Exact copy, pictures excluded: reproduce every record below.

▶ [EXTRACTED DATA]:
========================================

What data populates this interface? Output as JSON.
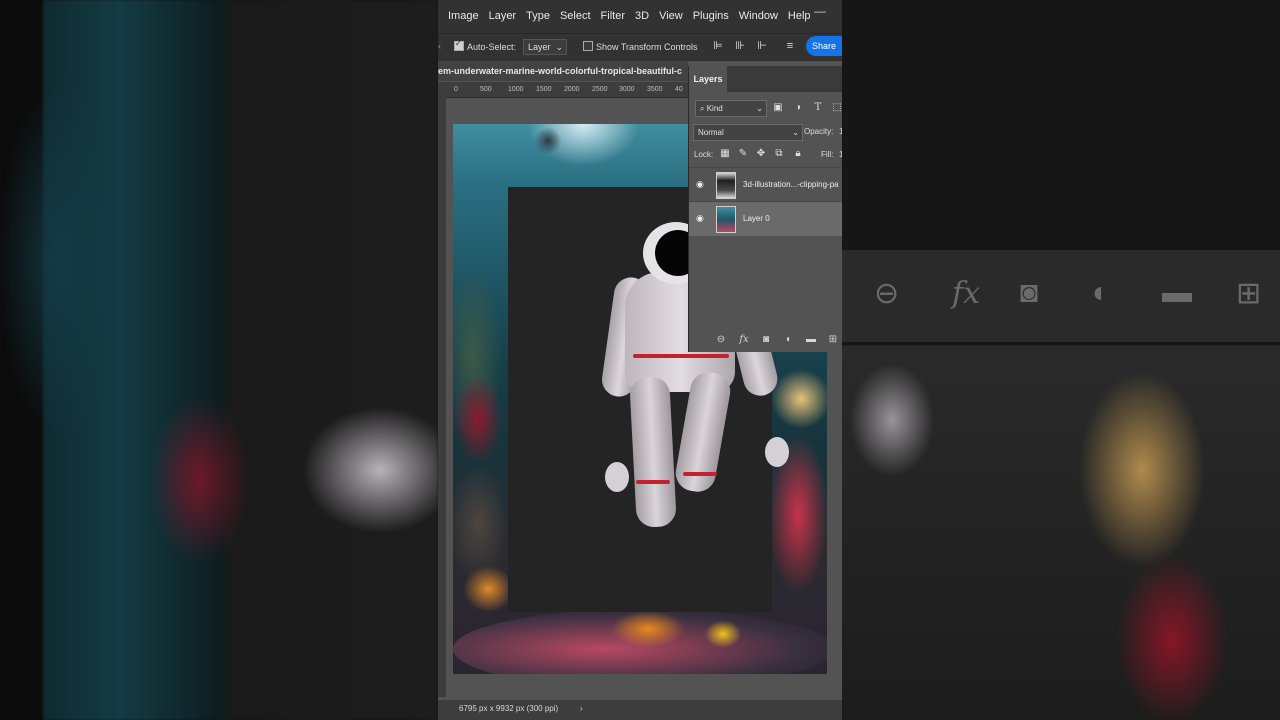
{
  "menu": [
    "Image",
    "Layer",
    "Type",
    "Select",
    "Filter",
    "3D",
    "View",
    "Plugins",
    "Window",
    "Help"
  ],
  "options_bar": {
    "auto_select_label": "Auto-Select:",
    "auto_select_checked": true,
    "target_value": "Layer",
    "transform_label": "Show Transform Controls",
    "transform_checked": false,
    "share_label": "Share"
  },
  "document_tab": "em-underwater-marine-world-colorful-tropical-beautiful-c",
  "ruler_ticks": [
    "0",
    "500",
    "1000",
    "1500",
    "2000",
    "2500",
    "3000",
    "3500",
    "40"
  ],
  "layers_panel": {
    "tab_label": "Layers",
    "kind_value": "Kind",
    "blend_mode": "Normal",
    "opacity_label": "Opacity:",
    "opacity_value": "1",
    "lock_label": "Lock:",
    "fill_label": "Fill:",
    "fill_value": "1",
    "layers": [
      {
        "name": "3d-illustration...-clipping-pa",
        "visible": true,
        "active": false
      },
      {
        "name": "Layer 0",
        "visible": true,
        "active": true
      }
    ]
  },
  "status_bar": {
    "doc_size": "6795 px x 9932 px (300 ppi)",
    "arrow": "›"
  },
  "icons": {
    "accent": "#1473e6"
  }
}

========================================

▶ [RESULT OF THIS TASK]:
What data populates this interface? Output as JSON.
{
  "menu": [
    "Image",
    "Layer",
    "Type",
    "Select",
    "Filter",
    "3D",
    "View",
    "Plugins",
    "Window",
    "Help"
  ],
  "options_bar": {
    "auto_select_label": "Auto-Select:",
    "auto_select_checked": true,
    "target_value": "Layer",
    "transform_label": "Show Transform Controls",
    "transform_checked": false,
    "share_label": "Share"
  },
  "document_tab": "em-underwater-marine-world-colorful-tropical-beautiful-c",
  "ruler_ticks": [
    "0",
    "500",
    "1000",
    "1500",
    "2000",
    "2500",
    "3000",
    "3500",
    "40"
  ],
  "layers_panel": {
    "tab_label": "Layers",
    "kind_value": "Kind",
    "blend_mode": "Normal",
    "opacity_label": "Opacity:",
    "opacity_value": "1",
    "lock_label": "Lock:",
    "fill_label": "Fill:",
    "fill_value": "1",
    "layers": [
      {
        "name": "3d-illustration...-clipping-pa",
        "visible": true,
        "active": false
      },
      {
        "name": "Layer 0",
        "visible": true,
        "active": true
      }
    ]
  },
  "status_bar": {
    "doc_size": "6795 px x 9932 px (300 ppi)",
    "arrow": "›"
  },
  "icons": {
    "accent": "#1473e6"
  }
}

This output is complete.